If you are a caregiver for someone with Alzheimer’s disease, there is some good news you should be aware of. A recent study has found a positive correlation between the use of music and memory and the behaviors and medication risks associated with memory loss in Alzheimer’s patients. This study was published in the American Journal of Geriatric Psychiatry, according to the article published on July 12, 2017. The article admits some limitations to the study and that more research is still needed beyond the 13,000 patients from this study, but the study has nevertheless been linked to improvements in the care of patients. Individualized music seems to speak to these patients in ways that other treatments cannot. Music from the patients’ childhoods and early adulthood may help to put these elderly folks at ease. Even if they cannot recall when or where they heard a tune, the general sense of familiarity should be comforting to them and may help them feel mellow when they might otherwise feel angry, confused, or overly emotional. The Music and Memory Therapy study did not indicate a link to help with rates of depression however. As a tool to help better manage Alzheimer’s, music is certainly more readily available and more affordable than most antipsychotic and anti-anxiety medications.

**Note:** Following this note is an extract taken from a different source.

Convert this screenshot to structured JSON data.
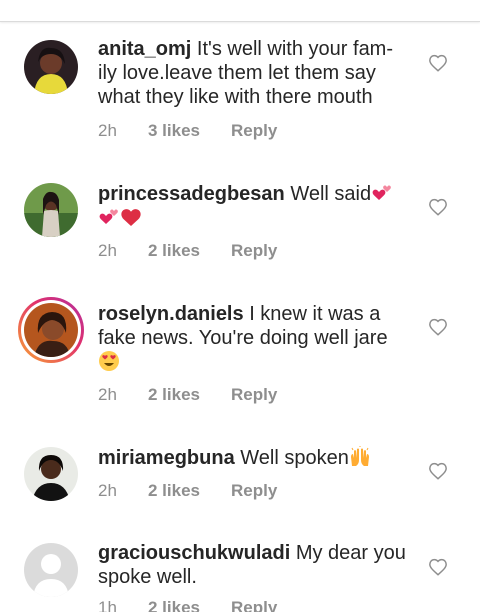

- 1This was only researched with regards to the impacts on dementia, depression was not considered.
- 2Researchers feel the results are inconclusive and more research is necessary.
- 3Several limitations to the survey exist and exact effective mechanism was unknown.

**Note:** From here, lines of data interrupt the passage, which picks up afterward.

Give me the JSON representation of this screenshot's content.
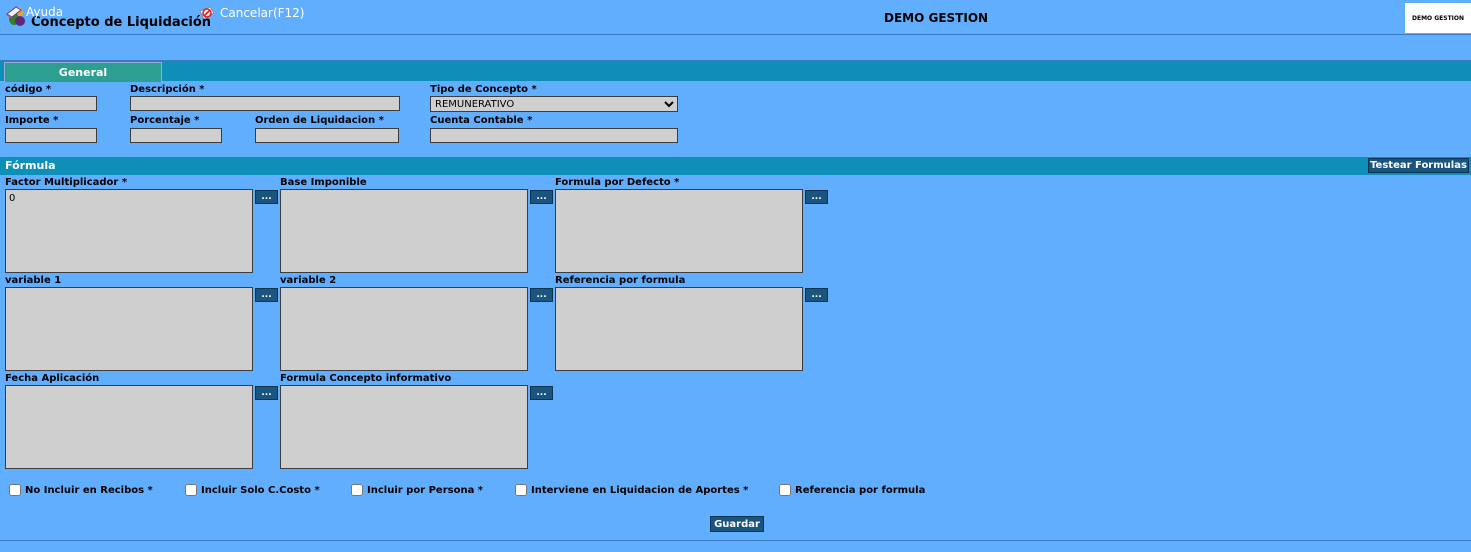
{
  "header": {
    "title": "Concepto de Liquidación",
    "company": "DEMO GESTION",
    "logo_text": "DEMO GESTION"
  },
  "toolbar": {
    "help_label": "Ayuda",
    "cancel_label": "Cancelar(F12)"
  },
  "tabs": [
    {
      "label": "General",
      "active": true
    }
  ],
  "form": {
    "codigo": {
      "label": "código *",
      "value": ""
    },
    "descripcion": {
      "label": "Descripción *",
      "value": ""
    },
    "tipo_concepto": {
      "label": "Tipo de Concepto *",
      "value": "REMUNERATIVO"
    },
    "importe": {
      "label": "Importe *",
      "value": ""
    },
    "porcentaje": {
      "label": "Porcentaje *",
      "value": ""
    },
    "orden": {
      "label": "Orden de Liquidacion *",
      "value": ""
    },
    "cuenta": {
      "label": "Cuenta Contable *",
      "value": ""
    }
  },
  "formula": {
    "section_title": "Fórmula",
    "test_button": "Testear Formulas",
    "picker_label": "...",
    "fields": {
      "factor": {
        "label": "Factor Multiplicador *",
        "value": "0"
      },
      "base": {
        "label": "Base Imponible",
        "value": ""
      },
      "defecto": {
        "label": "Formula por Defecto *",
        "value": ""
      },
      "var1": {
        "label": "variable 1",
        "value": ""
      },
      "var2": {
        "label": "variable 2",
        "value": ""
      },
      "referencia": {
        "label": "Referencia por formula",
        "value": ""
      },
      "fecha": {
        "label": "Fecha Aplicación",
        "value": ""
      },
      "informativo": {
        "label": "Formula Concepto informativo",
        "value": ""
      }
    }
  },
  "checkboxes": {
    "no_incluir": {
      "label": "No Incluir en Recibos *",
      "checked": false
    },
    "solo_ccosto": {
      "label": "Incluir Solo C.Costo *",
      "checked": false
    },
    "por_persona": {
      "label": "Incluir por Persona *",
      "checked": false
    },
    "aportes": {
      "label": "Interviene en Liquidacion de Aportes *",
      "checked": false
    },
    "referencia": {
      "label": "Referencia por formula",
      "checked": false
    }
  },
  "save_button": "Guardar",
  "colors": {
    "background": "#62aefe",
    "section_bar": "#0d8fb8",
    "tab_active": "#2d9f91",
    "button": "#1a5580",
    "field": "#cfcfcf"
  },
  "icons": {
    "app": "coffee-bean-icon",
    "help": "help-book-icon",
    "cancel": "cancel-icon"
  }
}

See the original at: http://www.alzheimers.net/music-and-memory-programs-decrease-use-of-medication/